We come from the water, but we are not meant for it. I might, at 36, still occasionally cope with a fleeting paranoia about some dark corner of my home, and the unseen monster or killer hiding in it. But my rational mind can always cut in, reminding me that I am safe. It has no such defenses against the depths; indeed, it is just as unmoored as the rest of me by the yawning void of the unknown, this roiling soup of thalassophobia I find myself hovering in. Instead, I’m reduced to the childish cadences of a Pixar hero: “Just keep swimming. Just keep swimming.” It’s not fear I’m fighting now, but something deeper.
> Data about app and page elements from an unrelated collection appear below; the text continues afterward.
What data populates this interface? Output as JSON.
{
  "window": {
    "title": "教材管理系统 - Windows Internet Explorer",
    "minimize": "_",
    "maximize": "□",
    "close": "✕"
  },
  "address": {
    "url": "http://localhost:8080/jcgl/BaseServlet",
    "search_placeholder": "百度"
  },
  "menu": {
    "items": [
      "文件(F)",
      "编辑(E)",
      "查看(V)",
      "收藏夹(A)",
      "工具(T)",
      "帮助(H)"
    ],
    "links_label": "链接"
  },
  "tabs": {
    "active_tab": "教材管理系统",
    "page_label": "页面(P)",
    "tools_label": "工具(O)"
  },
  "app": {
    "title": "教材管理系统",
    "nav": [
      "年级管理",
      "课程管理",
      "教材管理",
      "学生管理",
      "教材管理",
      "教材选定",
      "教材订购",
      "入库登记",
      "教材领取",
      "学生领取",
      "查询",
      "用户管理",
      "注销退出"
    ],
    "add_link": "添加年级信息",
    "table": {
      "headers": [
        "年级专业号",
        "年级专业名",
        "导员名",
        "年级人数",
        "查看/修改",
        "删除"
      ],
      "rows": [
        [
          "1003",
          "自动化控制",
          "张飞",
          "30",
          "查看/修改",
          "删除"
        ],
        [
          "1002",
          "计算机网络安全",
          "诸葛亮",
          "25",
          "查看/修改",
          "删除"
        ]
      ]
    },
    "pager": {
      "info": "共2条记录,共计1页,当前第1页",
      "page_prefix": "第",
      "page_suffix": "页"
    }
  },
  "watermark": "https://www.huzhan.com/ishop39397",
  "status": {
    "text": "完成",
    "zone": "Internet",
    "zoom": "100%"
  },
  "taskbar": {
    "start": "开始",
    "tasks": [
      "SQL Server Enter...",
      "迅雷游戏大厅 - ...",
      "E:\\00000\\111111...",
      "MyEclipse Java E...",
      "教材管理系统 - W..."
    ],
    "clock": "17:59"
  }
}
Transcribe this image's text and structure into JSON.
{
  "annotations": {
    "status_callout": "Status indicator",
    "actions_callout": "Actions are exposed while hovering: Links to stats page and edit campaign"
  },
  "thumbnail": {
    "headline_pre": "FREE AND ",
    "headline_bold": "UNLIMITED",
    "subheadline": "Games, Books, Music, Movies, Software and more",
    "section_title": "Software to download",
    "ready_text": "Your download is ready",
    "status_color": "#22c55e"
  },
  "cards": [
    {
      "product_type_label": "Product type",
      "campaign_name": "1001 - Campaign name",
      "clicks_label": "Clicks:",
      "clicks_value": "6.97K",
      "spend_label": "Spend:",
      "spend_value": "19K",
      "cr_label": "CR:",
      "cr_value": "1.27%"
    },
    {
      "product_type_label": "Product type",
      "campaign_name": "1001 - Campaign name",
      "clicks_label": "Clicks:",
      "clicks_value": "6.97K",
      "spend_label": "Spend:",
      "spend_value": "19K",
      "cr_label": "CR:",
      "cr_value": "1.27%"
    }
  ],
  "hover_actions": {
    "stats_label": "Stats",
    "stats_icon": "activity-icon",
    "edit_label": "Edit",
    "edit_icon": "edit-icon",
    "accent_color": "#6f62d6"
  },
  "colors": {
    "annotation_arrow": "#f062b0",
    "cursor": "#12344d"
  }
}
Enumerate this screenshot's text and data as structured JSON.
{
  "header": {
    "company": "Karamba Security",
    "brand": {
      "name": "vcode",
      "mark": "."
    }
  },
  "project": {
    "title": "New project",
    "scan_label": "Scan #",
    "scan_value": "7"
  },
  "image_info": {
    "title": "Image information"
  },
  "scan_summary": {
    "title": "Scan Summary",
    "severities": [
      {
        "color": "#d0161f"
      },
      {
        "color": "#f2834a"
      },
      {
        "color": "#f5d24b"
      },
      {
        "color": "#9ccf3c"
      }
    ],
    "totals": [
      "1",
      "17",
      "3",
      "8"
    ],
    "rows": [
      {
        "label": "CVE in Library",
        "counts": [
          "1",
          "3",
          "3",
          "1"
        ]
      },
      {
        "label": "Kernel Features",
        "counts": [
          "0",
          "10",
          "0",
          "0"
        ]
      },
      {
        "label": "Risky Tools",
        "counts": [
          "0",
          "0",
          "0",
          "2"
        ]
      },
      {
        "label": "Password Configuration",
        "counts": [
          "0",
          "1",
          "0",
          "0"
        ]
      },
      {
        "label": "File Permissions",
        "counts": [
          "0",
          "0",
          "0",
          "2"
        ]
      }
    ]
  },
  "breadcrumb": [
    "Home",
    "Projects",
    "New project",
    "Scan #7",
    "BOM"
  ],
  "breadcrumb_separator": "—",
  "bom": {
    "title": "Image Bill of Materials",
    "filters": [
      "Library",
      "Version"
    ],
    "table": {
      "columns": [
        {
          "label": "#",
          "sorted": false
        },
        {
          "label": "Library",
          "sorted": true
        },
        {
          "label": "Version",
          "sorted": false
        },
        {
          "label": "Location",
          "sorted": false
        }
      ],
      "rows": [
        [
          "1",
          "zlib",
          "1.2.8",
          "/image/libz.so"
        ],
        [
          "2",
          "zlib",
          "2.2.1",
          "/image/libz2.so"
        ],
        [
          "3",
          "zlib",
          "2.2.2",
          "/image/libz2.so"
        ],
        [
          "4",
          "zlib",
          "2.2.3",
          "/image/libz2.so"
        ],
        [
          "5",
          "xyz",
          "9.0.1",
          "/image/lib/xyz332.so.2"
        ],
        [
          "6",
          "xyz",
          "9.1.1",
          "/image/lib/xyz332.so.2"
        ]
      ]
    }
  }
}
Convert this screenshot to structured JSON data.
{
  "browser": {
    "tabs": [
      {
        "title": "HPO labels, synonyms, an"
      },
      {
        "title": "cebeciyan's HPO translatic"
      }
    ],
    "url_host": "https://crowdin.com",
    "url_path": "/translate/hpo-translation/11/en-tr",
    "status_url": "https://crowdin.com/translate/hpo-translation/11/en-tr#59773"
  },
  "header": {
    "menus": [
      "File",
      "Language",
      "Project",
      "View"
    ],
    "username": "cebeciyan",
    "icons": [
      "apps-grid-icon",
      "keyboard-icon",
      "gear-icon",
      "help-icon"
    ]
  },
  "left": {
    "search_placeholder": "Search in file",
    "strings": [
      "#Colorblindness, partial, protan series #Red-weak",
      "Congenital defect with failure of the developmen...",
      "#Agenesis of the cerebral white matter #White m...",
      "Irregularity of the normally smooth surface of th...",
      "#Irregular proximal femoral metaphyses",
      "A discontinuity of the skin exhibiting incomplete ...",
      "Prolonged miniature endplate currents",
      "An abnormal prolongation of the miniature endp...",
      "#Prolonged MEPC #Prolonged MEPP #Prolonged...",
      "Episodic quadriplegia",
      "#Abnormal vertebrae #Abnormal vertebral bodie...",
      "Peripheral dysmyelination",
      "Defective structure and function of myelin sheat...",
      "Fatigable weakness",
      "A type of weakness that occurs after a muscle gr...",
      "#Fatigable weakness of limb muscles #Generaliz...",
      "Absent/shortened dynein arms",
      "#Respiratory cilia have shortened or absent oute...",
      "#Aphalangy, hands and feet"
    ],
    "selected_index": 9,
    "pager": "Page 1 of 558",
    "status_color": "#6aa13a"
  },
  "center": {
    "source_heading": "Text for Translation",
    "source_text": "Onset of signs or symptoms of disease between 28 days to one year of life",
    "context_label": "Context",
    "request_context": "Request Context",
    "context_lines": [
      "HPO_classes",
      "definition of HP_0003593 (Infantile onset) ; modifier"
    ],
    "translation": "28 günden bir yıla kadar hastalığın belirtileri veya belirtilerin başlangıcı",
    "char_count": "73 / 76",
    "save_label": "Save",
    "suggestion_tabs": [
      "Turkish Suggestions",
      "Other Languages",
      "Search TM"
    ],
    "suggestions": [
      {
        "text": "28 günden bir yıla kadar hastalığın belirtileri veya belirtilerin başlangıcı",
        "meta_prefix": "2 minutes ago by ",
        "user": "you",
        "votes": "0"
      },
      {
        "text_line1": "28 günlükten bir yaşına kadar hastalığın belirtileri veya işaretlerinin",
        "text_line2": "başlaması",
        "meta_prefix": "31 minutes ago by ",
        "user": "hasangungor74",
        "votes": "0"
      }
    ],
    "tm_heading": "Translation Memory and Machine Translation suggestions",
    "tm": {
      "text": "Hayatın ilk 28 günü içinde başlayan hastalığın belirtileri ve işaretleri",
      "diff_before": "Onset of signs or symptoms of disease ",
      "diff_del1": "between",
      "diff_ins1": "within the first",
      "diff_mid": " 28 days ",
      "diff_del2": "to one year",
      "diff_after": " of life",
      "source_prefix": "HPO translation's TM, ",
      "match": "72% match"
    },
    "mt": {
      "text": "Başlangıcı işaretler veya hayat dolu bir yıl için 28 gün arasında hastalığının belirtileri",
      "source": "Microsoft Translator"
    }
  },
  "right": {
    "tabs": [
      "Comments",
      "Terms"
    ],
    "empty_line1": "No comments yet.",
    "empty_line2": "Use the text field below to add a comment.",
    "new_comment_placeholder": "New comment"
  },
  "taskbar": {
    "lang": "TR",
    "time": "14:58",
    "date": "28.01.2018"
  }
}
When I look down into the abyss, it is the cold grip of dread that wraps its way around my heart.
Anyway: 8/10, great graphics, solid survival gameplay, a stark confrontation with the horrors that hide just out of eyesight in the primordial periphery of the human mind. Would not play again.